So how do they taste? Pretty near perfect to me. As a life long crisp connoisseur, I find very little not to like about these crisps. There is an almost equal distribution of both the cheese and bacon flavour and they complement each other perfectly. These crisps have just enough flavour and are fairly thick and crunchy and most importantly- not greasy. I personally love them and on that note, if you'll excuse me, I'm off to the cupboard to go and munch some.
The Jenny cage is a very satisfactory starter cage at a not too extortionate price. It is fairly large (can comfortably house 5 pet rats at the most) and comes with some good quality accessories. The shelves are very durable and easy to move around as are the tubes which are a must for any rodent cage.
The food dishes are very decent, chrome bowls with holders which fit easily onto the bars. I do feel that the water bottle provided is too large for rats but may be suitable for rabbits or ferrets. I never used my water bottles on either of my Jenny cages, I just bought my own smaller ones and dotted them around the cage.
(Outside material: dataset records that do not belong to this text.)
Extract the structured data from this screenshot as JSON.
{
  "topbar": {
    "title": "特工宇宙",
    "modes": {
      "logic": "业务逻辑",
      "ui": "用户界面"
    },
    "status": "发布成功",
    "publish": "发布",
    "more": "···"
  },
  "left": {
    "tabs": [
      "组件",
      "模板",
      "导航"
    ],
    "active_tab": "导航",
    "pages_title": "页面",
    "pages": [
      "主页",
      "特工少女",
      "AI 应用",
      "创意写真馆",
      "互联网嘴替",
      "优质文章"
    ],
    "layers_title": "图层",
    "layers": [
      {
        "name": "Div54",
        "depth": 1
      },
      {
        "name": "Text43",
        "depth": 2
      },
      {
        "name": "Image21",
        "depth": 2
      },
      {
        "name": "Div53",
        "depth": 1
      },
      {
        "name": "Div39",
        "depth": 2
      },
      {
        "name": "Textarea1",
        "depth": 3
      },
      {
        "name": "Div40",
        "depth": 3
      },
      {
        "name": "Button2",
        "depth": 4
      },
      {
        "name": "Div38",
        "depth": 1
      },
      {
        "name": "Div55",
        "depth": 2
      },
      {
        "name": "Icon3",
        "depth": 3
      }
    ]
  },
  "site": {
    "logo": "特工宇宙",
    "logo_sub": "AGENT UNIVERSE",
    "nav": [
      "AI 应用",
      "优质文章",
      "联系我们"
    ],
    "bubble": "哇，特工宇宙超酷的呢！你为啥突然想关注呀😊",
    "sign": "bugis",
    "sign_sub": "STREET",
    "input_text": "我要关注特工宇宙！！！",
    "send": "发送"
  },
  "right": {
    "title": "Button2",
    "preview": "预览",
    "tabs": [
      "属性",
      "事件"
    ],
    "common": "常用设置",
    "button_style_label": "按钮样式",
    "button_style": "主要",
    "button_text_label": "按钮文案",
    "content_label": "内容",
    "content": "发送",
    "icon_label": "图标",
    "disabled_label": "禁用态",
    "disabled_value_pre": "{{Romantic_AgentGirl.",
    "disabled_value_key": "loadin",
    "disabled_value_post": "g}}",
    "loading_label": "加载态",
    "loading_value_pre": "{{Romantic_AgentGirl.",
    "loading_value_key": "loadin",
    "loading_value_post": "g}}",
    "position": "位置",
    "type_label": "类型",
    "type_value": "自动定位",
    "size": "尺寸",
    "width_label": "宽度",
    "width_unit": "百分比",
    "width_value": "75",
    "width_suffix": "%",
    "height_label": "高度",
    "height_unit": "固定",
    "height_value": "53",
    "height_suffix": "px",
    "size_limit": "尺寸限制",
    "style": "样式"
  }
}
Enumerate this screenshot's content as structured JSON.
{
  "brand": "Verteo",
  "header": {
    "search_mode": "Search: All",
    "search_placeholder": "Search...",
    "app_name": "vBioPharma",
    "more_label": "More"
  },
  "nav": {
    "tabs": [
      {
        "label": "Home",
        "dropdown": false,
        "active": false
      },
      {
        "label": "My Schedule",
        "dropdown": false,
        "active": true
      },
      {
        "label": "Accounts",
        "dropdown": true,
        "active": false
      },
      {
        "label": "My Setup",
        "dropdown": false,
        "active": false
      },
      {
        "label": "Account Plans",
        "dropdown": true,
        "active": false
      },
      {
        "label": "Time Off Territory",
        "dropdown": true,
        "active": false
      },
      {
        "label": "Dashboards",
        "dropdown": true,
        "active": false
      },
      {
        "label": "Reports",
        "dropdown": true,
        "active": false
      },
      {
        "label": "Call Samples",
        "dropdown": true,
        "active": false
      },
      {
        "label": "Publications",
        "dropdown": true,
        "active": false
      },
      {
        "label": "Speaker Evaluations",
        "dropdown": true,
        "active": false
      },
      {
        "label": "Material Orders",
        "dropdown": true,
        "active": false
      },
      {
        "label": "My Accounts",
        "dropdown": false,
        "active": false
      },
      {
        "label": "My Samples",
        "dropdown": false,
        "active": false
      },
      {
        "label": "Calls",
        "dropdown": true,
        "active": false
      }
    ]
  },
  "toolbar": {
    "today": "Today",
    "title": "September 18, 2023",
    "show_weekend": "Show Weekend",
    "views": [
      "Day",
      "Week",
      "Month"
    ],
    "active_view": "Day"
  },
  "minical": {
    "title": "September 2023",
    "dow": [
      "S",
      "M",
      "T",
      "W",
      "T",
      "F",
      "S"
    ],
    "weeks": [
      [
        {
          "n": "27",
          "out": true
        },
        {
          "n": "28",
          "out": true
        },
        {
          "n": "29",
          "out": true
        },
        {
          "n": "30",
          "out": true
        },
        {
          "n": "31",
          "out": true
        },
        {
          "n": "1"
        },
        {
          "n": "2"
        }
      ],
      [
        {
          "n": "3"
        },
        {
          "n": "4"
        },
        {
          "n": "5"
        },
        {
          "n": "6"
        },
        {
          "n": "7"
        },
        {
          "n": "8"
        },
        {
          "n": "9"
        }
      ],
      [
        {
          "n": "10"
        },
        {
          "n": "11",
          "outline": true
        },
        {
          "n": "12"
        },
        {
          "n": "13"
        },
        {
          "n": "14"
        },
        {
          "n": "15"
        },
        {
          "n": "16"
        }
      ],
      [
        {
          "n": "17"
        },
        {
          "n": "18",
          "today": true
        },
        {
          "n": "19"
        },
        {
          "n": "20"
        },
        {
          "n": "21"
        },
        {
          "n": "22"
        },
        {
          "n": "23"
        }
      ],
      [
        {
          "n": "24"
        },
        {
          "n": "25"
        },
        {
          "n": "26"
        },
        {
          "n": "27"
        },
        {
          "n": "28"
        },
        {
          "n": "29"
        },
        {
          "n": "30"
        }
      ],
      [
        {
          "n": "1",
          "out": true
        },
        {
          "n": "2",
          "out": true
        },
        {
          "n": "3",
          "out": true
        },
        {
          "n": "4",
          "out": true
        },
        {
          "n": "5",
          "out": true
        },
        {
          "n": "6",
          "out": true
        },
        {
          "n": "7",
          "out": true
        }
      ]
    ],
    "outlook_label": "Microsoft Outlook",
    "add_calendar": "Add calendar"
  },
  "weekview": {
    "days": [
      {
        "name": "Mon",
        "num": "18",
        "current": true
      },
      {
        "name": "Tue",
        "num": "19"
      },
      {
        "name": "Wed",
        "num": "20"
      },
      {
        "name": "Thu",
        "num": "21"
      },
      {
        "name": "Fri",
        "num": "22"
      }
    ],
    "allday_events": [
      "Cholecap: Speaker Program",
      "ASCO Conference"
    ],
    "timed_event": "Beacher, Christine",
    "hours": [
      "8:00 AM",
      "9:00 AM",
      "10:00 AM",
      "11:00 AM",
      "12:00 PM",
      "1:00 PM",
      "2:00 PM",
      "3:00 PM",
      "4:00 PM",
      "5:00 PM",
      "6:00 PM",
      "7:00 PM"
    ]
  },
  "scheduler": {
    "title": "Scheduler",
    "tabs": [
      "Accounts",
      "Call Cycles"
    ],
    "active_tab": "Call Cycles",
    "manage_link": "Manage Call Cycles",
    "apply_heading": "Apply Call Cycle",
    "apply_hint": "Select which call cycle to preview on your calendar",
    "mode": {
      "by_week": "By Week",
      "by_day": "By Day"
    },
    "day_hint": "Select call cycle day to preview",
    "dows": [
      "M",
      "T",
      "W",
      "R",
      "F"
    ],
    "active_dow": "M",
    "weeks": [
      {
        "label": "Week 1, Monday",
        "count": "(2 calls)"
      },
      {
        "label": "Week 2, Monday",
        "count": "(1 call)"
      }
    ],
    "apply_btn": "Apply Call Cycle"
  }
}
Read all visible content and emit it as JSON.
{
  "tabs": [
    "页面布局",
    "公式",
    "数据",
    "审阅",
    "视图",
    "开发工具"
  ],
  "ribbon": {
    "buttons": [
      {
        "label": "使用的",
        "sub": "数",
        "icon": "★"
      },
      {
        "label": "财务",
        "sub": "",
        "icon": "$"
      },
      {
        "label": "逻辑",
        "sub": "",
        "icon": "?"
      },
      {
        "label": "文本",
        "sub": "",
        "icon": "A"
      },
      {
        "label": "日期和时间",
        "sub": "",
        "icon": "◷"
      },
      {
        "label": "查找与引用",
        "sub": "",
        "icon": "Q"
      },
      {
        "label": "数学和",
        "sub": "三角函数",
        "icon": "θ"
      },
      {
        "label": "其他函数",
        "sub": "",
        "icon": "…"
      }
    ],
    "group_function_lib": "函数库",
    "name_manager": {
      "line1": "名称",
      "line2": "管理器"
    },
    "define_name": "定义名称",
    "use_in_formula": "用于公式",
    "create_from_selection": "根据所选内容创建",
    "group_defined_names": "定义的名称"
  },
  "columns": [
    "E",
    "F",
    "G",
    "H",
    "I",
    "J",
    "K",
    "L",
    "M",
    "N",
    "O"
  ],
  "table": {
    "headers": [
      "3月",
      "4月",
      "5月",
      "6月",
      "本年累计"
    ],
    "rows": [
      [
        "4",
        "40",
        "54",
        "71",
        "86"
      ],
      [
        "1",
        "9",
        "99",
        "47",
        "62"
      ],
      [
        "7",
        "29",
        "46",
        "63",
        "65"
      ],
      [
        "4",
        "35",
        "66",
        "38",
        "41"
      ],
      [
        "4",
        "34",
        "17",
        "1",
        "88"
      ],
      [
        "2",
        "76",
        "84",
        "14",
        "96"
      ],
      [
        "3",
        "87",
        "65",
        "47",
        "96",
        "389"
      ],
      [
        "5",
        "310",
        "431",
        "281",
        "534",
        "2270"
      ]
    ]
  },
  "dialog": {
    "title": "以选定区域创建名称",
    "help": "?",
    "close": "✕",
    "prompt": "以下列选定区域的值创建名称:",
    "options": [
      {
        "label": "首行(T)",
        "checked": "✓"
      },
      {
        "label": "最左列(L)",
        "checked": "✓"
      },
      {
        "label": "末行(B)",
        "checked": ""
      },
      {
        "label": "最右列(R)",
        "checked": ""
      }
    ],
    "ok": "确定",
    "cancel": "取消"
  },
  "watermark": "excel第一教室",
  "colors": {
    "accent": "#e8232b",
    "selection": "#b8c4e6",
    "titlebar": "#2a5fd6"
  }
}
The problems with this cage become apparent rather quickly. The bars on the cage become rusty very quickly and if you are wishing to buy this cage, I recommend that you coat the bars before use with japlac or similar so that the rusting process is slowed down.
The main problem with this cage is that it is very inaccessible and a nightmare to clean. The doors are all very small which makes it very difficult to perform spot cleaning on the shelves and also means that it could take you quite a while to be able to coax out any nervous ratties as you are very limited in terms of how far you can reach in to the cage. However, I am aware that you can now purchase larger doors separately which from what I have heard, work very well.
Overall, the Jenny is a good starter cage and is reasonably good value but can be quite problematic to the point where it can get very frustrating. I wouldn't personally recommend this cage in its current form.